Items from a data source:
+===+
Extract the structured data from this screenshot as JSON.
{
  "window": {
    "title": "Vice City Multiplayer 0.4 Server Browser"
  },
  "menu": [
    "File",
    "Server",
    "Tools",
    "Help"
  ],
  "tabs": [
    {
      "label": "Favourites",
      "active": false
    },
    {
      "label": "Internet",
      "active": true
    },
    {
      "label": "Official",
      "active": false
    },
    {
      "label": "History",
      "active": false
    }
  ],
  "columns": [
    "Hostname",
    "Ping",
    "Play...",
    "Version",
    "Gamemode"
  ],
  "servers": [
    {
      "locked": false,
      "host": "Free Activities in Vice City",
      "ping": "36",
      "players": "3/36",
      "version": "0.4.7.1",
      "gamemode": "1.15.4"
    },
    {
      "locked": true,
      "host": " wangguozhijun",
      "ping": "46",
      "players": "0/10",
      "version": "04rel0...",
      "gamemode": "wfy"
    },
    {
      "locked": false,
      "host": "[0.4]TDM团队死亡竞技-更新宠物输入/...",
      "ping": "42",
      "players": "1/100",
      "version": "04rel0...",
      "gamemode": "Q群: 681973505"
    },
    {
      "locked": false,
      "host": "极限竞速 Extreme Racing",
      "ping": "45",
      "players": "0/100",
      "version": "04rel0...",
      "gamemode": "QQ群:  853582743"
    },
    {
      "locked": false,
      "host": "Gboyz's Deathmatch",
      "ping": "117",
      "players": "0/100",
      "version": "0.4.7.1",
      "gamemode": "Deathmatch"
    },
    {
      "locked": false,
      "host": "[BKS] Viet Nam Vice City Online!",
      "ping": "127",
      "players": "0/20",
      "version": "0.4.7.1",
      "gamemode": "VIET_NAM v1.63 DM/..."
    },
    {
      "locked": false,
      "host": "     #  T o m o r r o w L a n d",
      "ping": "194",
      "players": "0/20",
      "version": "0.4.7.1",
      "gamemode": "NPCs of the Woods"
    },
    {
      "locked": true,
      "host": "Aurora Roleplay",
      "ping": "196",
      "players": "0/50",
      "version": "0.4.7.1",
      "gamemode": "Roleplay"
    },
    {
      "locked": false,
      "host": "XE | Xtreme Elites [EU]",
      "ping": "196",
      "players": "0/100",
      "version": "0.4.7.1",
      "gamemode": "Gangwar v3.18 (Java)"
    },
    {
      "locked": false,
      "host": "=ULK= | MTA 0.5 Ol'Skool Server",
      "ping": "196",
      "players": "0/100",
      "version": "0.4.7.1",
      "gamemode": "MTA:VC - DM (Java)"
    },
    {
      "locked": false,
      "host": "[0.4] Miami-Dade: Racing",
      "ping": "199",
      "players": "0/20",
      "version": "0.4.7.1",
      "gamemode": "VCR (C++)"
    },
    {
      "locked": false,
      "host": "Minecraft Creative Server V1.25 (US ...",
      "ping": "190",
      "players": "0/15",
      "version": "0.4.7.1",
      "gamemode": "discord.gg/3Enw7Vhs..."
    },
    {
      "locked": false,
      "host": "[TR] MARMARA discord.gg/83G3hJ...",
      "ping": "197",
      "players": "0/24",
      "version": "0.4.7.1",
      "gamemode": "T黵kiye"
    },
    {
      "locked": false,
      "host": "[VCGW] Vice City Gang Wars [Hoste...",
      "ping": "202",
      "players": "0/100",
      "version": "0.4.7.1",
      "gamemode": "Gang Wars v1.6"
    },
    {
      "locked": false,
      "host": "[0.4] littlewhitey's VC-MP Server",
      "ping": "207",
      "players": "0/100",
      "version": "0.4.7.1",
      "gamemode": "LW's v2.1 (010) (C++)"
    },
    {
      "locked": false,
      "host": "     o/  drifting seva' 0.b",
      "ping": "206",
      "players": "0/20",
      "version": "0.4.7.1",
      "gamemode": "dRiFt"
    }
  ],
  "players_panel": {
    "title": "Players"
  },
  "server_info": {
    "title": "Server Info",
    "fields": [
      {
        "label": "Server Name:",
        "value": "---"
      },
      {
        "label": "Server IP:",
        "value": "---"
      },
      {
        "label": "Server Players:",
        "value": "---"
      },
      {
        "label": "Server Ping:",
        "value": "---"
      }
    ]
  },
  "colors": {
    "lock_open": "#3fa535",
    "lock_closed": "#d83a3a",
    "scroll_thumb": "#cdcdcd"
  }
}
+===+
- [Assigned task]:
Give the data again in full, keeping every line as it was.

- [Answer for the task]:
Extract the structured data from this screenshot as JSON.
{
  "window": {
    "title": "Vice City Multiplayer 0.4 Server Browser"
  },
  "menu": [
    "File",
    "Server",
    "Tools",
    "Help"
  ],
  "tabs": [
    {
      "label": "Favourites",
      "active": false
    },
    {
      "label": "Internet",
      "active": true
    },
    {
      "label": "Official",
      "active": false
    },
    {
      "label": "History",
      "active": false
    }
  ],
  "columns": [
    "Hostname",
    "Ping",
    "Play...",
    "Version",
    "Gamemode"
  ],
  "servers": [
    {
      "locked": false,
      "host": "Free Activities in Vice City",
      "ping": "36",
      "players": "3/36",
      "version": "0.4.7.1",
      "gamemode": "1.15.4"
    },
    {
      "locked": true,
      "host": " wangguozhijun",
      "ping": "46",
      "players": "0/10",
      "version": "04rel0...",
      "gamemode": "wfy"
    },
    {
      "locked": false,
      "host": "[0.4]TDM团队死亡竞技-更新宠物输入/...",
      "ping": "42",
      "players": "1/100",
      "version": "04rel0...",
      "gamemode": "Q群: 681973505"
    },
    {
      "locked": false,
      "host": "极限竞速 Extreme Racing",
      "ping": "45",
      "players": "0/100",
      "version": "04rel0...",
      "gamemode": "QQ群:  853582743"
    },
    {
      "locked": false,
      "host": "Gboyz's Deathmatch",
      "ping": "117",
      "players": "0/100",
      "version": "0.4.7.1",
      "gamemode": "Deathmatch"
    },
    {
      "locked": false,
      "host": "[BKS] Viet Nam Vice City Online!",
      "ping": "127",
      "players": "0/20",
      "version": "0.4.7.1",
      "gamemode": "VIET_NAM v1.63 DM/..."
    },
    {
      "locked": false,
      "host": "     #  T o m o r r o w L a n d",
      "ping": "194",
      "players": "0/20",
      "version": "0.4.7.1",
      "gamemode": "NPCs of the Woods"
    },
    {
      "locked": true,
      "host": "Aurora Roleplay",
      "ping": "196",
      "players": "0/50",
      "version": "0.4.7.1",
      "gamemode": "Roleplay"
    },
    {
      "locked": false,
      "host": "XE | Xtreme Elites [EU]",
      "ping": "196",
      "players": "0/100",
      "version": "0.4.7.1",
      "gamemode": "Gangwar v3.18 (Java)"
    },
    {
      "locked": false,
      "host": "=ULK= | MTA 0.5 Ol'Skool Server",
      "ping": "196",
      "players": "0/100",
      "version": "0.4.7.1",
      "gamemode": "MTA:VC - DM (Java)"
    },
    {
      "locked": false,
      "host": "[0.4] Miami-Dade: Racing",
      "ping": "199",
      "players": "0/20",
      "version": "0.4.7.1",
      "gamemode": "VCR (C++)"
    },
    {
      "locked": false,
      "host": "Minecraft Creative Server V1.25 (US ...",
      "ping": "190",
      "players": "0/15",
      "version": "0.4.7.1",
      "gamemode": "discord.gg/3Enw7Vhs..."
    },
    {
      "locked": false,
      "host": "[TR] MARMARA discord.gg/83G3hJ...",
      "ping": "197",
      "players": "0/24",
      "version": "0.4.7.1",
      "gamemode": "T黵kiye"
    },
    {
      "locked": false,
      "host": "[VCGW] Vice City Gang Wars [Hoste...",
      "ping": "202",
      "players": "0/100",
      "version": "0.4.7.1",
      "gamemode": "Gang Wars v1.6"
    },
    {
      "locked": false,
      "host": "[0.4] littlewhitey's VC-MP Server",
      "ping": "207",
      "players": "0/100",
      "version": "0.4.7.1",
      "gamemode": "LW's v2.1 (010) (C++)"
    },
    {
      "locked": false,
      "host": "     o/  drifting seva' 0.b",
      "ping": "206",
      "players": "0/20",
      "version": "0.4.7.1",
      "gamemode": "dRiFt"
    }
  ],
  "players_panel": {
    "title": "Players"
  },
  "server_info": {
    "title": "Server Info",
    "fields": [
      {
        "label": "Server Name:",
        "value": "---"
      },
      {
        "label": "Server IP:",
        "value": "---"
      },
      {
        "label": "Server Players:",
        "value": "---"
      },
      {
        "label": "Server Ping:",
        "value": "---"
      }
    ]
  },
  "colors": {
    "lock_open": "#3fa535",
    "lock_closed": "#d83a3a",
    "scroll_thumb": "#cdcdcd"
  }
}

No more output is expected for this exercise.